Rule #2 – Discarded. I was adamant about not using the Service Locator anti-pattern no matter how much easier it would make things. I ended up with a lot of Func<T>s in my constructors, and jumping through hoops to get what I needed, and keeping them current. Especially collections of things that may change. I am no longer practicing that rule. The core projects use service locator where it helps. And, behind the scenes, it helps a lot. I will not use it in pluggable components, etc, but I am using it in support of them. This has really simplified a lot of things.

That said, nothing is coded to IUnityContainer in particular. I have a wrapper called IDependencyResolver, and a unity implementation. All of the extension methods, etc, are coded to IDependencyResolver, so it will all work on any container.

Microsoft provides a Unity ServiceLocator DLL that provides an abstraction. I used that in a project once and then ripped it out later. I didn’t use it here for the following reasons:

  • It has “Service Locator” right in the name. I don’t want to be blatant about it’s presence.
  • It would require a reference to that assembly in a few places. Writing my own in an assembly that is already everywhere eliminates one more third party assembly.
  • My implementation has more in it than IServiceLocator. I could’ve led with this as it renders the other 2 bullets irrelevant. One of the core classes that I use is called TypeCache, which I must have blogged about before. It crawls the appdomain once and collects information about types and attributes you are interested in. And it allows you to retrieve those types by a friendly name. You can specify the friendly name by an attribute on the class. If not present, it uses the class name. The IDependencyResolver interface is in support of both the IOC and the type cache.

The interface has a couple extra things on it that I will need to rethink a bit, but I’m not getting hung up on it yet.

In conclusion: I’m working on the app server again, at least for the moment. I’ll stop again when I get bored again, or too busy. As with most things I do, it’s more about learning and proving to myself better ways of doing this.

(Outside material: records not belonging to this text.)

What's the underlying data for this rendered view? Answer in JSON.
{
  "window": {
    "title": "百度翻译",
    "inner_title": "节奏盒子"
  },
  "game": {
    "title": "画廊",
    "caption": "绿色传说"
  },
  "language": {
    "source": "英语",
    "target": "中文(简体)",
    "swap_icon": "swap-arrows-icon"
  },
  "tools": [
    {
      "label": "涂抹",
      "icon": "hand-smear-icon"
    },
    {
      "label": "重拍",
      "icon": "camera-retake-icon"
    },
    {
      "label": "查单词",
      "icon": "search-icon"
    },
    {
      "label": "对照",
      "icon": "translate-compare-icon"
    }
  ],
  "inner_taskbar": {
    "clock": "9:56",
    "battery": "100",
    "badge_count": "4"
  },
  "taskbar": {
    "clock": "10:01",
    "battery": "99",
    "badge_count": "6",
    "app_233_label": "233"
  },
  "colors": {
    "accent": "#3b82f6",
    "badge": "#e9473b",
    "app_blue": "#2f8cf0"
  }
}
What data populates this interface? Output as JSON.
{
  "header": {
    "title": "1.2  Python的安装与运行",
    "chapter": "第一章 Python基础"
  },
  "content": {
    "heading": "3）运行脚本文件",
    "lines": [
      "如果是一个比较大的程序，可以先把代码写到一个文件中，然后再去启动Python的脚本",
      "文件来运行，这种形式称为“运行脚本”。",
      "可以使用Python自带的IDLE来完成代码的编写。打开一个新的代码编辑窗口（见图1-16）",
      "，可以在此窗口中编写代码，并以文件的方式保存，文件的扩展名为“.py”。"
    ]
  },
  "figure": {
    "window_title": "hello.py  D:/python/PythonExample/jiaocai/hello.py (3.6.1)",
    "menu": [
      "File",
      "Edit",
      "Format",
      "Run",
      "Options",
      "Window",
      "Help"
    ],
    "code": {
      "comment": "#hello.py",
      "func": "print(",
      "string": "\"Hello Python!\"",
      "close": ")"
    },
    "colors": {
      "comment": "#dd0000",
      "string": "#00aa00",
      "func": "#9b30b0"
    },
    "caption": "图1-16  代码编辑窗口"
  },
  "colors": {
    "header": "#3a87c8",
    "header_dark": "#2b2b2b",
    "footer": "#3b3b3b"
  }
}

If I happen to finish it at some point, then fantastic.

I absolutely did not restart this time. But, I created a new solution, and I’m porting things over one at a time. As with every new version of a piece of software, it’s better than the previous. Let’s see if it holds my attention this time.